# Task statement
Only a number is expected here: the count of lines in this data where "JSON" occurs.

Items from an interface collection
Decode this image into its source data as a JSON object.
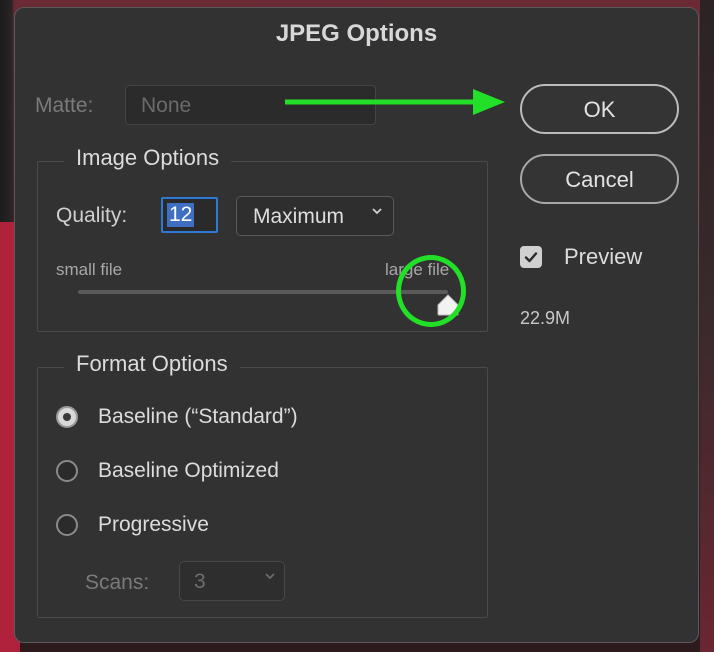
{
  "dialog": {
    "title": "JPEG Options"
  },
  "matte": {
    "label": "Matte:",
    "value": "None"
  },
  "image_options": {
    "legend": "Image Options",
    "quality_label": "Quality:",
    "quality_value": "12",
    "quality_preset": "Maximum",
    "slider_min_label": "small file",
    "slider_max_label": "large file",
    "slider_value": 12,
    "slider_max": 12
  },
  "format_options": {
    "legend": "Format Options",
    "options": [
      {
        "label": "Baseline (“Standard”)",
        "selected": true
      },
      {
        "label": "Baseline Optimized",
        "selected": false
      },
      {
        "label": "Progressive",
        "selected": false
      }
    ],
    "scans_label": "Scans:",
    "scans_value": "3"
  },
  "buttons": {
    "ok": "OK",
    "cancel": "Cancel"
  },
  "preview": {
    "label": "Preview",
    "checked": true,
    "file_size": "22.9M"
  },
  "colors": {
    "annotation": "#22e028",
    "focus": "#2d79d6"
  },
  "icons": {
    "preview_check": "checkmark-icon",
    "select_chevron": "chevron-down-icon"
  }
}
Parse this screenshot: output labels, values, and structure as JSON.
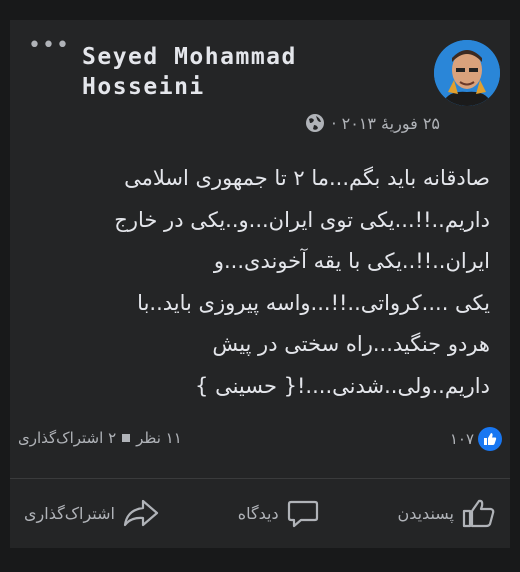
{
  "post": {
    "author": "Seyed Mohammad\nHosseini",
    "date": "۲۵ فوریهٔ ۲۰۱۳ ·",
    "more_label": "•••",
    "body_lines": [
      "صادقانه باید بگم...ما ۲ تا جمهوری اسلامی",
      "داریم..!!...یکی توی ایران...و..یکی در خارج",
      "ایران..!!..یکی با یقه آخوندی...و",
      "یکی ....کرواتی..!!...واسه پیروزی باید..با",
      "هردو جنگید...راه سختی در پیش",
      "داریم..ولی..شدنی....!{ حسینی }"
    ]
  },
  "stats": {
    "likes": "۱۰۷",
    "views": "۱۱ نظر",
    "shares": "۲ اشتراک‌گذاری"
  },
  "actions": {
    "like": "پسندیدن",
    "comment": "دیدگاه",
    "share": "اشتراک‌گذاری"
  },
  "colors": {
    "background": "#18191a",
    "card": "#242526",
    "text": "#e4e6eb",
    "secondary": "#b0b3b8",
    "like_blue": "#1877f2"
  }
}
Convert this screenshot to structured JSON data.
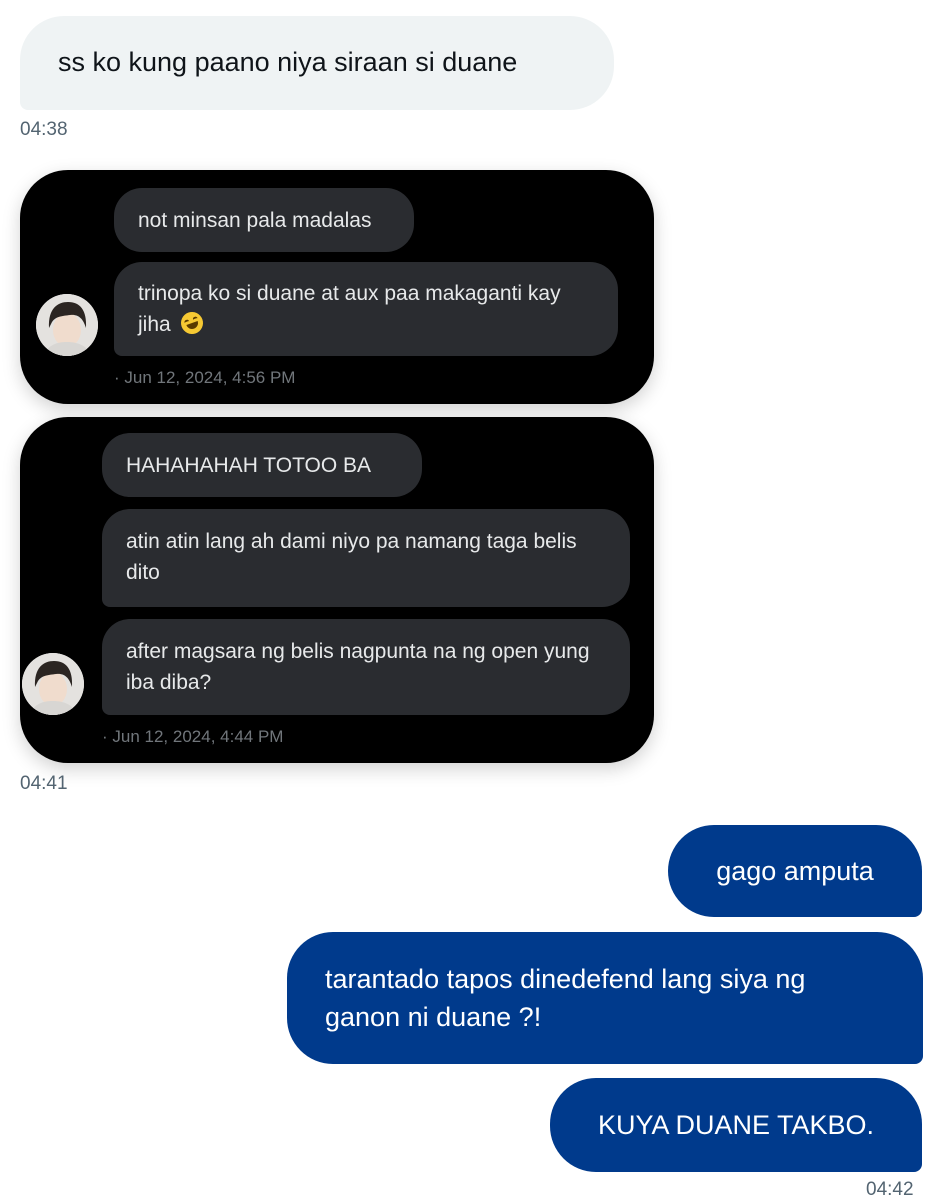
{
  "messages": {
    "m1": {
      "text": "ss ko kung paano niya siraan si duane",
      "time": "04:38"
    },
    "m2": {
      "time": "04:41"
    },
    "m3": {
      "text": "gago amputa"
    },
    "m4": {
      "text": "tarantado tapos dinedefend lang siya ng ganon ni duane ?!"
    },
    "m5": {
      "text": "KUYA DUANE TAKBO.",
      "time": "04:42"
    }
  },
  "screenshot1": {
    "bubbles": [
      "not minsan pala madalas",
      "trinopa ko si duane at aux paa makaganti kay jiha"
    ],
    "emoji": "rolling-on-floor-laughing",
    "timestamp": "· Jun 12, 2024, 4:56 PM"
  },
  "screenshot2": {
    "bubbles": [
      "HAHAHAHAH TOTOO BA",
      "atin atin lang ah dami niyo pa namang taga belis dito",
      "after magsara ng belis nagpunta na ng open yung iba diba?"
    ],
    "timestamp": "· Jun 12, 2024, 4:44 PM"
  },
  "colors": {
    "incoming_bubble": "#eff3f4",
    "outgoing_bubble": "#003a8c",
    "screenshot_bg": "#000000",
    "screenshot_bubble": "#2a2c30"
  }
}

# Response to this task
3